Records from a collection
===============

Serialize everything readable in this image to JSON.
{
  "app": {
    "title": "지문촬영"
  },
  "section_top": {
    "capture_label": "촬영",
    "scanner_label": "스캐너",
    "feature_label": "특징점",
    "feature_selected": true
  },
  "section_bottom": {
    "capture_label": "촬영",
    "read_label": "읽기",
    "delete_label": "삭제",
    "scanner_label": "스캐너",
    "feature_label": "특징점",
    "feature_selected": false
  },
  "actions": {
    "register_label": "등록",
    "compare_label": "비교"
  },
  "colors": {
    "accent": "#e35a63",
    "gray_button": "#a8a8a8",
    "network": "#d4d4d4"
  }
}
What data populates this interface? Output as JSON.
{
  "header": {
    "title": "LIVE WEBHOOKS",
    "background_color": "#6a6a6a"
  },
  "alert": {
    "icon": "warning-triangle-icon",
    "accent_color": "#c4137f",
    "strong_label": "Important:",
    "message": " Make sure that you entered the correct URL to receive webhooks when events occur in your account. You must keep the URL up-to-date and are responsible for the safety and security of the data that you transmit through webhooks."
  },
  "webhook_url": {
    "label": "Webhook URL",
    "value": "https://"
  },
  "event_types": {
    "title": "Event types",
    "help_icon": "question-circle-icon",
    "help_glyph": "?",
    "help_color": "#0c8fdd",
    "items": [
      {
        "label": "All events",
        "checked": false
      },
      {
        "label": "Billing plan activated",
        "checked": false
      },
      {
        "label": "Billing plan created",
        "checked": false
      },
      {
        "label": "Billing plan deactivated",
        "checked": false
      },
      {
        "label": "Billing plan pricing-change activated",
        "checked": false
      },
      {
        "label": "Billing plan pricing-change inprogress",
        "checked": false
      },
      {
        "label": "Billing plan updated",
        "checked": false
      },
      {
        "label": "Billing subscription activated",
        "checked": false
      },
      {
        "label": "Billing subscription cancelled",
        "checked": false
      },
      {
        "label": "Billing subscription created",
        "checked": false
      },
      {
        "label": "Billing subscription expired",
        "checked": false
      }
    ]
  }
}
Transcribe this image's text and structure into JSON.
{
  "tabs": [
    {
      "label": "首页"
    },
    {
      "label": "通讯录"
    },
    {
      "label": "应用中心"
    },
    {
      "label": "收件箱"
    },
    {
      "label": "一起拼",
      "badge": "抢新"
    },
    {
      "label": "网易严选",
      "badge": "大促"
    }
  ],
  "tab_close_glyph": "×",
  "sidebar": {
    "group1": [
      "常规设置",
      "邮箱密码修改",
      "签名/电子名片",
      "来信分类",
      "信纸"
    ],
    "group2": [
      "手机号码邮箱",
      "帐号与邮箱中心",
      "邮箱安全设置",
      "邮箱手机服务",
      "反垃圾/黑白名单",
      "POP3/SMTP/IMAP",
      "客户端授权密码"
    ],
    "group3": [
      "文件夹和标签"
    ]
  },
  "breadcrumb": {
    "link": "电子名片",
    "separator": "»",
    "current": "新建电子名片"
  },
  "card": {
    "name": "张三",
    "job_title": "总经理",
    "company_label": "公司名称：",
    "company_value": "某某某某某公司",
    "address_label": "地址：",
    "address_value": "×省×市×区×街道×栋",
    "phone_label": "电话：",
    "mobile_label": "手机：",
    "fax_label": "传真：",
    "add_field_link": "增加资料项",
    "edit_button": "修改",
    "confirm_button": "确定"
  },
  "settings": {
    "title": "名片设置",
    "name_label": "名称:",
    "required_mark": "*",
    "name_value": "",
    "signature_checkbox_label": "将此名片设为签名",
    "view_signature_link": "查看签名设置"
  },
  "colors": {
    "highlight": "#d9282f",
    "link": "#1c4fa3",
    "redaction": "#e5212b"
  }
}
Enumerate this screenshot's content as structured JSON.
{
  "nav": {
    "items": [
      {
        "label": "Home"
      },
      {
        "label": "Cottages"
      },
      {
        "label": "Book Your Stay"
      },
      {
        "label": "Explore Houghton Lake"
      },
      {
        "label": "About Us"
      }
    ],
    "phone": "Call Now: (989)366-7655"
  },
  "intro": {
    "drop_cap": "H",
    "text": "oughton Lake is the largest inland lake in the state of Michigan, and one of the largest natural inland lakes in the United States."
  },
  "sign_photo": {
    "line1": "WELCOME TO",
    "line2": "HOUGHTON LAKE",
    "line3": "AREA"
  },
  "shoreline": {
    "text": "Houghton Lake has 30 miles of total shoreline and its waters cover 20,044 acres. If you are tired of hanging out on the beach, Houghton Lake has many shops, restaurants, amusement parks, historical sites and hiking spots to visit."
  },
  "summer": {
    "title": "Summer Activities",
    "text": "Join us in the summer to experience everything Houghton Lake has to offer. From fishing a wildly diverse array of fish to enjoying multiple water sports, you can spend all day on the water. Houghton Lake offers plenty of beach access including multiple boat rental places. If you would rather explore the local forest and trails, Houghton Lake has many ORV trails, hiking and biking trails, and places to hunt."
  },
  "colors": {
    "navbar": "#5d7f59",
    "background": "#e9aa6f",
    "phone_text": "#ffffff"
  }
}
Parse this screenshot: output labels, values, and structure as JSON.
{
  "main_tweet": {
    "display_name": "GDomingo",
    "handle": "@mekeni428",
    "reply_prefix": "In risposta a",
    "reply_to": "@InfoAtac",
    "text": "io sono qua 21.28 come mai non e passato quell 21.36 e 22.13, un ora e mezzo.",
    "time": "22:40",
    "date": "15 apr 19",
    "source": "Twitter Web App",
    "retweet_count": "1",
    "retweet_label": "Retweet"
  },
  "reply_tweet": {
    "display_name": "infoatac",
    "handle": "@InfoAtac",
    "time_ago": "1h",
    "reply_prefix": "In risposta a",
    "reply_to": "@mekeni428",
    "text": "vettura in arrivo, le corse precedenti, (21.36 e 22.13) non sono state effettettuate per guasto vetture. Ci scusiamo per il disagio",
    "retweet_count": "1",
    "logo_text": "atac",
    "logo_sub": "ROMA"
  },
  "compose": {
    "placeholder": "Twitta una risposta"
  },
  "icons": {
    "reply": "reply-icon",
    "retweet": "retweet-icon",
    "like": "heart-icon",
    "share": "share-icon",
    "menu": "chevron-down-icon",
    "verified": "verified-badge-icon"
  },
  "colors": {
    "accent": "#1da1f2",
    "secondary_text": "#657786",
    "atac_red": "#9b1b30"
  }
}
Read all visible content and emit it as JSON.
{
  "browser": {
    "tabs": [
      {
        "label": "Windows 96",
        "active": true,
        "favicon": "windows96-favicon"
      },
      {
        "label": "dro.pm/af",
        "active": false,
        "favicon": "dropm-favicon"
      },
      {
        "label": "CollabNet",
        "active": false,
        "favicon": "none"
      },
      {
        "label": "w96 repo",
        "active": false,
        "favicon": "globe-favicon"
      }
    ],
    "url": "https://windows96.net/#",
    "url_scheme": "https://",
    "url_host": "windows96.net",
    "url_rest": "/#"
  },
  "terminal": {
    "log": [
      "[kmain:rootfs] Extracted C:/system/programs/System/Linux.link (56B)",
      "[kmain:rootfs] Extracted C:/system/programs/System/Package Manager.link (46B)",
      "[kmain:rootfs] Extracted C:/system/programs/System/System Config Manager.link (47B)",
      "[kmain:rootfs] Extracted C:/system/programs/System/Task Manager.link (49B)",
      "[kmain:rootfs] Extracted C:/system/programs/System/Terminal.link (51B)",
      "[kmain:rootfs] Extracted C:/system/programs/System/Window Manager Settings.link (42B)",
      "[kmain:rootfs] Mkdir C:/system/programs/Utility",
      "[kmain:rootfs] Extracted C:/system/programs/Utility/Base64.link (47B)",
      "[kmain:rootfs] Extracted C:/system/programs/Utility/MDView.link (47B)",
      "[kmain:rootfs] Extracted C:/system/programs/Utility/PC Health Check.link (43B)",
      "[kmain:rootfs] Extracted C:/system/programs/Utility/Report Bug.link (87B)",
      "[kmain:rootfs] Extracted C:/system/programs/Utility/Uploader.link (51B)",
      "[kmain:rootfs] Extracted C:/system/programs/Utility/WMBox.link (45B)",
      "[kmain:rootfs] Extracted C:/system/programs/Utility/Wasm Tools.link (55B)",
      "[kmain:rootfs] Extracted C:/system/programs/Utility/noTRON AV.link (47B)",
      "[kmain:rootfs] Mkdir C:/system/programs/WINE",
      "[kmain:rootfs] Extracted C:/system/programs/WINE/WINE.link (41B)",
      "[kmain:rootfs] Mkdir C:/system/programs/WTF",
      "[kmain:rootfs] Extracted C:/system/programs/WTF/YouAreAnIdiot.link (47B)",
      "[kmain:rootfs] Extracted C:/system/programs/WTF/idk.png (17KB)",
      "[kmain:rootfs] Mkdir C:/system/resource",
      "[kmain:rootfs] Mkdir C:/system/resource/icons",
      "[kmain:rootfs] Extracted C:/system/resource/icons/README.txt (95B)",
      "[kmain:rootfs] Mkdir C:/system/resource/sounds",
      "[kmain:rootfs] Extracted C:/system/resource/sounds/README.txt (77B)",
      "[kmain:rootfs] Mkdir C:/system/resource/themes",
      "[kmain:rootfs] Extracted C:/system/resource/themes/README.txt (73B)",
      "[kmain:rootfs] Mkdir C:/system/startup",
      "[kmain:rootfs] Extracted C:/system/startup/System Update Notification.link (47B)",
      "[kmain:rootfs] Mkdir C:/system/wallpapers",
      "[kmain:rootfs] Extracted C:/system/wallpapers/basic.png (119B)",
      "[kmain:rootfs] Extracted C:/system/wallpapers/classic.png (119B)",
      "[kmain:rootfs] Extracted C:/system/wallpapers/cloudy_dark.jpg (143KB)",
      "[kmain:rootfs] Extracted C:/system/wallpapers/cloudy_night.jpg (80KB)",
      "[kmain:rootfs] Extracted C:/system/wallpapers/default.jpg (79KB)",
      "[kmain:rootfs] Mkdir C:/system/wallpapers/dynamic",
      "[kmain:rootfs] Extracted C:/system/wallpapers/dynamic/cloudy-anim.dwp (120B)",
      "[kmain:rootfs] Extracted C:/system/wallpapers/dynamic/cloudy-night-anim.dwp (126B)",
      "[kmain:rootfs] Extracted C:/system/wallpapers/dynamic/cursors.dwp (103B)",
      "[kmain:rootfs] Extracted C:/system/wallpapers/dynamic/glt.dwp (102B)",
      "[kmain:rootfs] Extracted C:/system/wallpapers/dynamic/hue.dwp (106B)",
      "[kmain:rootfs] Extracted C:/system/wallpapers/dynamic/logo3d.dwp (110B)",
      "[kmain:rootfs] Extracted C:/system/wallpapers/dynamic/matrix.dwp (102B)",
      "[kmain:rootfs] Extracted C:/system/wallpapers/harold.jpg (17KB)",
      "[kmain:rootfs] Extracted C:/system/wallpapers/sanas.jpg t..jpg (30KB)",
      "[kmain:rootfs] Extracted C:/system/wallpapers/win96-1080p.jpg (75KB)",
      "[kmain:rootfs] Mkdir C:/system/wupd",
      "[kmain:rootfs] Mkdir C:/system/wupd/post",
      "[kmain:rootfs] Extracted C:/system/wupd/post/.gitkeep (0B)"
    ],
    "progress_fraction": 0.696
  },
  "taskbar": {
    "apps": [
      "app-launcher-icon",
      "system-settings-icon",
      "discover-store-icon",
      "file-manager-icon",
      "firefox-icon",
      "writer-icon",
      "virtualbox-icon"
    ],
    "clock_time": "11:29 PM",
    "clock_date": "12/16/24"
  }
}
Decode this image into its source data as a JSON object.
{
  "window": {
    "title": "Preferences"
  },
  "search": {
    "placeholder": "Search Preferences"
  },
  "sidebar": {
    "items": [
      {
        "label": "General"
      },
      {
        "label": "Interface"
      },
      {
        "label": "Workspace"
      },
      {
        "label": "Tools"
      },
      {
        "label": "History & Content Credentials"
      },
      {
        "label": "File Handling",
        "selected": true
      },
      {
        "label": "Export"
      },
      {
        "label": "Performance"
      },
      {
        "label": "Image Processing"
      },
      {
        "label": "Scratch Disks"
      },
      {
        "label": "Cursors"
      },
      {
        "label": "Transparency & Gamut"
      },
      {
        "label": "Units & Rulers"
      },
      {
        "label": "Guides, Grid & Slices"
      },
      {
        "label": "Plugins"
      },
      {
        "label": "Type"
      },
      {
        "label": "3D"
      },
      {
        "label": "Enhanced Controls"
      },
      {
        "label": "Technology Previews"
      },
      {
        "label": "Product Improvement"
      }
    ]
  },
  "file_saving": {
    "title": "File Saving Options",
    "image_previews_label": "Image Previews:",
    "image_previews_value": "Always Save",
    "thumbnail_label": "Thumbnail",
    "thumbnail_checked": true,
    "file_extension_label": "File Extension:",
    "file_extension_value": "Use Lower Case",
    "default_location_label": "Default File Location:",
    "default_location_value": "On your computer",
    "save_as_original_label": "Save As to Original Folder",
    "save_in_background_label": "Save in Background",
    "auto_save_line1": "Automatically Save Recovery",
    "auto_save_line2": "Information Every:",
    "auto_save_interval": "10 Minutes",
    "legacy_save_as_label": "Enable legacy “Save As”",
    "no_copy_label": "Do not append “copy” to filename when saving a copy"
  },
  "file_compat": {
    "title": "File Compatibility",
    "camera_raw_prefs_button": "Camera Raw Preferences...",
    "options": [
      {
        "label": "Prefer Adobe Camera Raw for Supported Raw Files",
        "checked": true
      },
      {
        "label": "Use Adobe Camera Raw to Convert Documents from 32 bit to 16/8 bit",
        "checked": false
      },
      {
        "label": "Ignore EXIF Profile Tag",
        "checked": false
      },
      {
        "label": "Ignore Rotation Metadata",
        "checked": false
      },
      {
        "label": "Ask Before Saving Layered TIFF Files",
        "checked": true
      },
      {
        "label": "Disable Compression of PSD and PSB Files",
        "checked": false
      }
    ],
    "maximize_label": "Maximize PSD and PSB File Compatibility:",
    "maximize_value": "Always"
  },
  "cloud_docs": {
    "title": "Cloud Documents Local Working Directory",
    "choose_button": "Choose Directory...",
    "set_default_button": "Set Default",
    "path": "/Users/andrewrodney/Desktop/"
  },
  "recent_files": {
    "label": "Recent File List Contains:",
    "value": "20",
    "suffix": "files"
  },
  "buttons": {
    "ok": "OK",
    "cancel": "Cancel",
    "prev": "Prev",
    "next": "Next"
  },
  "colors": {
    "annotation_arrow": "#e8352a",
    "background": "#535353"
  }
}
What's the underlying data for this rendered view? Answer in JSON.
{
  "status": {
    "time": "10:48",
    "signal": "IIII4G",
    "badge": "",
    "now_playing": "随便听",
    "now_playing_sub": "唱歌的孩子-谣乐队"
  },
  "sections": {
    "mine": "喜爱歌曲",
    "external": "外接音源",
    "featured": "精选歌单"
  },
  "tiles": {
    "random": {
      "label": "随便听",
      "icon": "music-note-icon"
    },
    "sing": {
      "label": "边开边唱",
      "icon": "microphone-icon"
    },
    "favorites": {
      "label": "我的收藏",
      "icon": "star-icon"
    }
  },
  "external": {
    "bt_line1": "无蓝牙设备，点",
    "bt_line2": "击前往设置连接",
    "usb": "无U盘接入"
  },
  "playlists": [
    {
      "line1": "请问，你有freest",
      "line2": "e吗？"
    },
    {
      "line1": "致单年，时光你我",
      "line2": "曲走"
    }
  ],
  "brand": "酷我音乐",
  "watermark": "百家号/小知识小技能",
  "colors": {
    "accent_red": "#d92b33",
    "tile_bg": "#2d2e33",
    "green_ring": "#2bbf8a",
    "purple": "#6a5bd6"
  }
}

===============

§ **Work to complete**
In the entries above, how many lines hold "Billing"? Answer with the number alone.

§ **Written reply**
10